For many, FATF advice is akin to tightening a square peg in a round hole. Bob Morris, global chief compliance officer for Apifiny – a distributed business network – believes the fragmented nature of the crypto industry is not conducive to existing FATF policy. Speaking to Cointelegraph, Morris said:
“In the traditional banking sector, the travel rule is possible because everyone collaborates on a single system. But in the fragmented world of cryptocurrency exchanges, the challenge of designing a successful unified framework is too expensive to succeed – at the moment, exchanges have no idea how to implement it. “
In an opposite position, Reuben Yap, director of operations at Zcoin, told Cointelegraph that conventional banking rules could further legitimize the crypto industry, adding:
“It will also help shake up the perception that cryptocurrency is used to facilitate illegal activity since it will now be subject to the same rules as trusts.”
However, Yap warned that additional compliance costs could spell the end for small businesses. Thomas Glucksmann, vice president of global development for blockchain analytics company Merkle Science, shared an opinion similar to that of Yap, suggesting that the confidence of governments and regulators will ultimately drive industry growth :
“In the long run, better information sharing between institutions builds confidence in the industry’s ability to combat money laundering and other criminal activity, which hopefully translates into better relationships with banks and regulators to facilitate wider adoption of cryptocurrency. ”
Likewise, CipherTrace chief financial analyst John Jefferies says further review will help mature the cryptocurrency asset class, even if in the short term, “the VASPs will commit likely additional expenses when they seek to comply with the travel rule. ” He added:
“Some VASPs may cease to exist or others such as Deribit may move to unregulated countries like Panama. It will be good for the industry in the medium and long term as the travel rule will help virtual assets to become a safe asset class for investors. “
The (not so massive) impact on confidentiality documents
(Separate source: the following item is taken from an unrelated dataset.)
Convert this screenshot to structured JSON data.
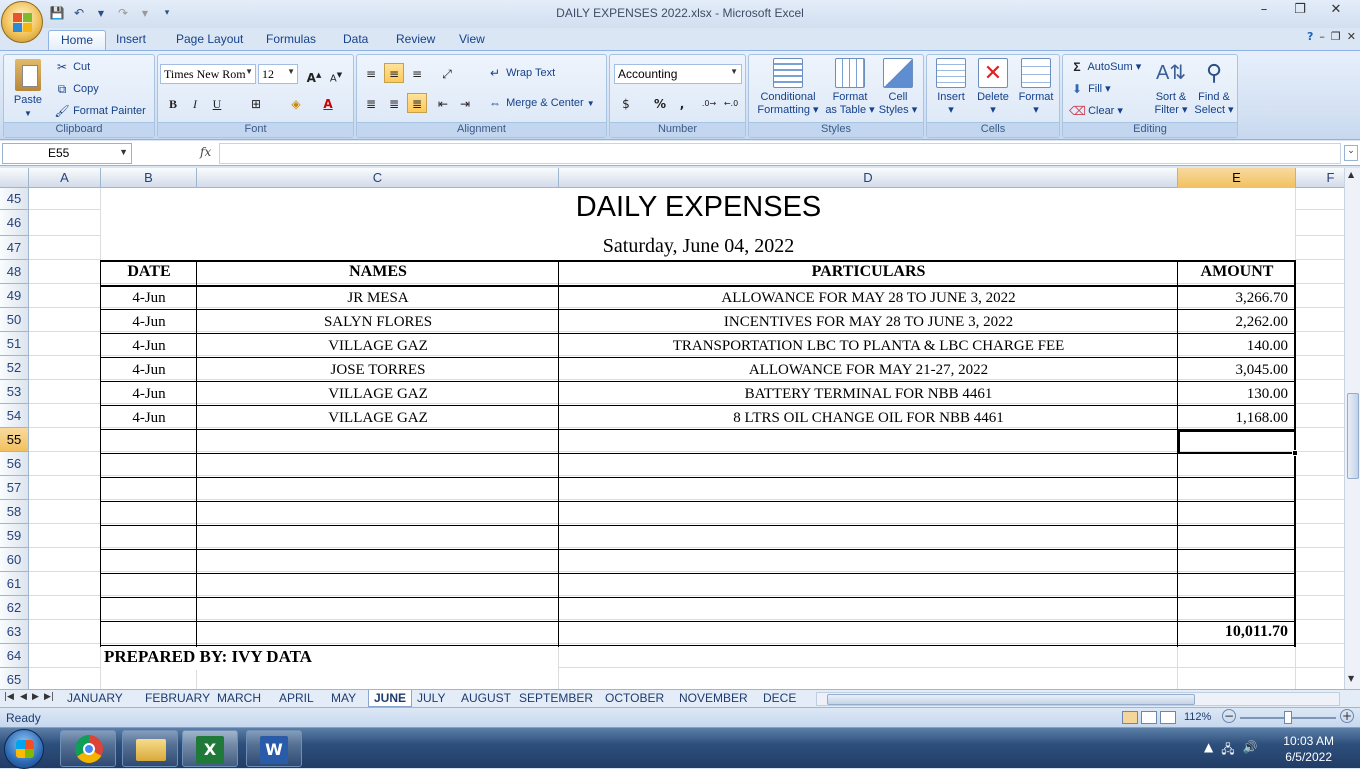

Yet a crucial question remains: do the FATF guidelines pose a risk to private coins? In accordance with FATF directives, stock exchanges such as Coinbase and OKEx have started to launch the confidentiality coins in order to comply. This, says Yap, stems from a “misunderstanding” of the travel rule. According to him, confidentiality coins face the same tests as any other cryptocurrency, because compliance with travel rules occurs outside the chain:
“Whether or not a room has privacy features does not affect its compliance with the travel rule, as a VASP can always provide information about its transactions with other VASPs, since it already has the identity and the client’s KYC. “
Indeed, private coin developers maintain that their protocols are still able to comply with the FATF guidelines. For example, the team behind Beam – a cryptocurrency based on the confidential MimbleWimble transaction protocol – has already taken steps to provide transaction auditability functionality.
Glucksmann explained that protocols such as these allow privacy coins to continue unhindered, “Exchanges and other cryptocurrency firms can support these privacy coins while meeting regulatory requirements.” However, Jefferies noted that additional layers of privacy in major cryptocurrencies can add compliance challenges:
“Major tokens, including Bitcoin and Ethereum, add layers of privacy, so VASPs and regulators need to understand and mitigate compliance risks. As central bank cryptocurrencies are introduced, confidentiality will play a critical role in their acceptance in countries that value confidentiality. “
For better or worse, the FATF guidelines have at least prompted several member countries to advance the regulation of cryptocurrencies. It can be argued – even at worst – that the regulations add assurances that can help strengthen the legitimacy of the industry. While some remain diametrically opposed to what they see as ill-suited directions, the positive impact on the industry could in theory outweigh the short-term disadvantages.